McInnes Lands Pilot Grant for Blocking Paradoxical Signaling behind Melanoma Drug Resistance
Melanoma strikes more than 76,000 Americans a year and kills 9,000 of them, making it both the least common and most deadly of skin cancers. Campbell McInnes, associate professor of drug discovery and biomedical sciences at the South Carolina College of Pharmacy (SCCP), and his team have discovered a new way of intefering with the process that makes melanoma so resistant to treatment.
The Melanoma Research Alliance (MRA) has awarded McInnes’ lab at SCCP’s University of South Carolina (USC) campus a two-year pilot grant for $50,000/year to further this research, which includes teaming with scientists at the Albert-Ludwigs University in Freiburg, Germany.
“The goal of this research is to enable us to accelerate progress to combat deadly forms of melanoma and to improve outcomes for patients,” McInnes said.
Melanoma is so dangerous because when it is not recognized in time, it metastasizes to other parts of the body and becomes more resistant to drugs.
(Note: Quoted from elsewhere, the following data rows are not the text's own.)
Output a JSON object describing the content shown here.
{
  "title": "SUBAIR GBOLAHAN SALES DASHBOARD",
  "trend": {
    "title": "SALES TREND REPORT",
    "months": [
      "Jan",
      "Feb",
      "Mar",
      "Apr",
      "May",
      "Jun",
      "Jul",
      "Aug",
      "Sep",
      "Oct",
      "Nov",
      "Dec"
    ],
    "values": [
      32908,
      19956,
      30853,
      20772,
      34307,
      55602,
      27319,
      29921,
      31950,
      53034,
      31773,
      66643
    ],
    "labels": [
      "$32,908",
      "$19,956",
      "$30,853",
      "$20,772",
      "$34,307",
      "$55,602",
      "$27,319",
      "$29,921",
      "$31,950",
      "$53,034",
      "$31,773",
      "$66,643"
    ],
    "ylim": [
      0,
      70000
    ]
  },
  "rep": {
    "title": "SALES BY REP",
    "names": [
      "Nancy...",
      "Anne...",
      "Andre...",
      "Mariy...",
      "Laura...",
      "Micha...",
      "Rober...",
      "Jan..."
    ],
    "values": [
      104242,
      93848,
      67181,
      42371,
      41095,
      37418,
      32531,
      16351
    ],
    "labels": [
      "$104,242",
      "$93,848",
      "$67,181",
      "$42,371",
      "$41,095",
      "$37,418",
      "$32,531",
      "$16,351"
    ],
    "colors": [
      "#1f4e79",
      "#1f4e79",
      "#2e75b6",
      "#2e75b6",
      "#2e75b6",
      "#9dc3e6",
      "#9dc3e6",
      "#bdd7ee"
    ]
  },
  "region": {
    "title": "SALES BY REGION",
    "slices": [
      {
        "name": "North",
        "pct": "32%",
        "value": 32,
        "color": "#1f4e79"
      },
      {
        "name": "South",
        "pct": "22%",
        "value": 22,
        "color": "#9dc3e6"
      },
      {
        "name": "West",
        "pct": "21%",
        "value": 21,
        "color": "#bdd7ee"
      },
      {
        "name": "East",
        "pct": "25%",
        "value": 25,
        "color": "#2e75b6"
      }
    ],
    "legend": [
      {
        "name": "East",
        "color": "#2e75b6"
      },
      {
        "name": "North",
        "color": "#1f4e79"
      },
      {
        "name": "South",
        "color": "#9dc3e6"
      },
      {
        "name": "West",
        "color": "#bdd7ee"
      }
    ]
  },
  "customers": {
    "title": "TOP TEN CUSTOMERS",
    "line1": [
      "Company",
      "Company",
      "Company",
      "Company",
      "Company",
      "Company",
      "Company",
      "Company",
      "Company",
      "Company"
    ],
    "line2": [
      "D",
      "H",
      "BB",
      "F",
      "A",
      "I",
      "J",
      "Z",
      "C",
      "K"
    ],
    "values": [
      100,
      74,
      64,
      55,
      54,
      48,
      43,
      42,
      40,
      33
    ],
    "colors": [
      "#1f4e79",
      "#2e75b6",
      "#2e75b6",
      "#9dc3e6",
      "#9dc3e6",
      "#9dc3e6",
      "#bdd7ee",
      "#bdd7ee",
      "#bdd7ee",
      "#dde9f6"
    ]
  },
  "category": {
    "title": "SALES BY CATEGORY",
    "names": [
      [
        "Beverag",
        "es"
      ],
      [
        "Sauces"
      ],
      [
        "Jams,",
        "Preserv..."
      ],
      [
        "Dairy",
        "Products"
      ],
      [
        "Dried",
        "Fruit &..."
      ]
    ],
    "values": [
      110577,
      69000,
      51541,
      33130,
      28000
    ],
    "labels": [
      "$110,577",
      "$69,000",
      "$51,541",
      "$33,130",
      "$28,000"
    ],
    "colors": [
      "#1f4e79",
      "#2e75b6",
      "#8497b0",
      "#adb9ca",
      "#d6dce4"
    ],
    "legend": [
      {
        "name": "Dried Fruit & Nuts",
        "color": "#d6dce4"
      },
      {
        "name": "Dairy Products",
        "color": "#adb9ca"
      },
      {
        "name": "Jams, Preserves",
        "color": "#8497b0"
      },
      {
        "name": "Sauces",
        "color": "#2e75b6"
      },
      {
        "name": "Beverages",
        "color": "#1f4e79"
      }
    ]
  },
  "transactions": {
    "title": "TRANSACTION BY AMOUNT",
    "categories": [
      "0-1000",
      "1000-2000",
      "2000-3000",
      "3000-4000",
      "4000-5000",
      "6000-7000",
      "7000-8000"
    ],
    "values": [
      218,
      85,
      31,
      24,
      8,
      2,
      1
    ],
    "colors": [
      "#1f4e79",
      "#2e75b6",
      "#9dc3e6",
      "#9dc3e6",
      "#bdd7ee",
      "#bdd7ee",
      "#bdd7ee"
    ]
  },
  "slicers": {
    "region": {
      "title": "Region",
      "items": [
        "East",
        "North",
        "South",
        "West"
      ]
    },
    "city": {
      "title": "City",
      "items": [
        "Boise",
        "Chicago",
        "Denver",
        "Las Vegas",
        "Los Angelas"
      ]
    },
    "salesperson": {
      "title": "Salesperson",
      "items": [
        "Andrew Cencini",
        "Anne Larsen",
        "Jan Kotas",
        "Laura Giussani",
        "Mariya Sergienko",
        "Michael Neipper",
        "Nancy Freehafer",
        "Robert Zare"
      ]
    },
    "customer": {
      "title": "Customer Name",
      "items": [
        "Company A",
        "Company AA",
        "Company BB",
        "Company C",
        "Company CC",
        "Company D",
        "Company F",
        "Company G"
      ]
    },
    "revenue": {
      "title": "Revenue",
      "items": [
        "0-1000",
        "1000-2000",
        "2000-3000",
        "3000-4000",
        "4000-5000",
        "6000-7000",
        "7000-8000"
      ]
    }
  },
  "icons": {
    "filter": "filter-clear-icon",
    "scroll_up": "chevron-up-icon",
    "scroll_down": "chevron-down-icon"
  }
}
In recent years, new targeted drugs have been developed which initially were thought to be transformative in the treatment of metastatic melanoma. These new agents include the drug vemurafenib and were designed to block the activity of a protein which is found only in the tumors and frequently is the underlying cause of this type of skin cancer. Despite dramatic initial responses from the majority of treated individuals (where tumors shrunk and in many cases disappeared altogether), resistance to these targeted agents quickly emerged and patients relapsed in many cases even worse than before treatment.
Further studies revealed that the cause of such resistance results from the melanoma becoming dependent on what is called “paradoxical signaling.”
“This occurs when rather than the drug inhibiting the mutant protein, it is instead activates it by binding to an additional site thereby stimulating its activity and having the opposite effect,” said McInnes. “As a consequence, regrowth of the tumor occurs over time and therefore leads to the resistance to vemurafenib.”
McInnes’ team discovered a new way of interfering with this paradoxical signaling that involves the use of smaller segments of the protein drug target. “Peptide inhibitors” based on these smaller segments have been shown to block paradoxical signaling and therefore have promise for development as a new class of drugs that might treat patients resistant to current treatments and which might be used in combination with vemurafenib and other similar agents. These also could be effective against tumors with activated Ras protein, a frequent occurrence in many cancers.
“In this application, we propose to carry out a detailed investigation of how these ‘proteomimetics’ function in blocking paradoxical signaling with the aim of improving their effectiveness and making such compounds more like molecules that can be developed as anti-melanoma therapeutics,” said McInnes.
The MRA is a public charity formed under the auspices of the Milken Institute, with the generous founding support of Debra and Leon Black. The mission of the MRA is to end suffering and death due to melanoma by collaborating with all stakeholders to accelerate powerful research, advance cures for all patients, and prevent more melanomas.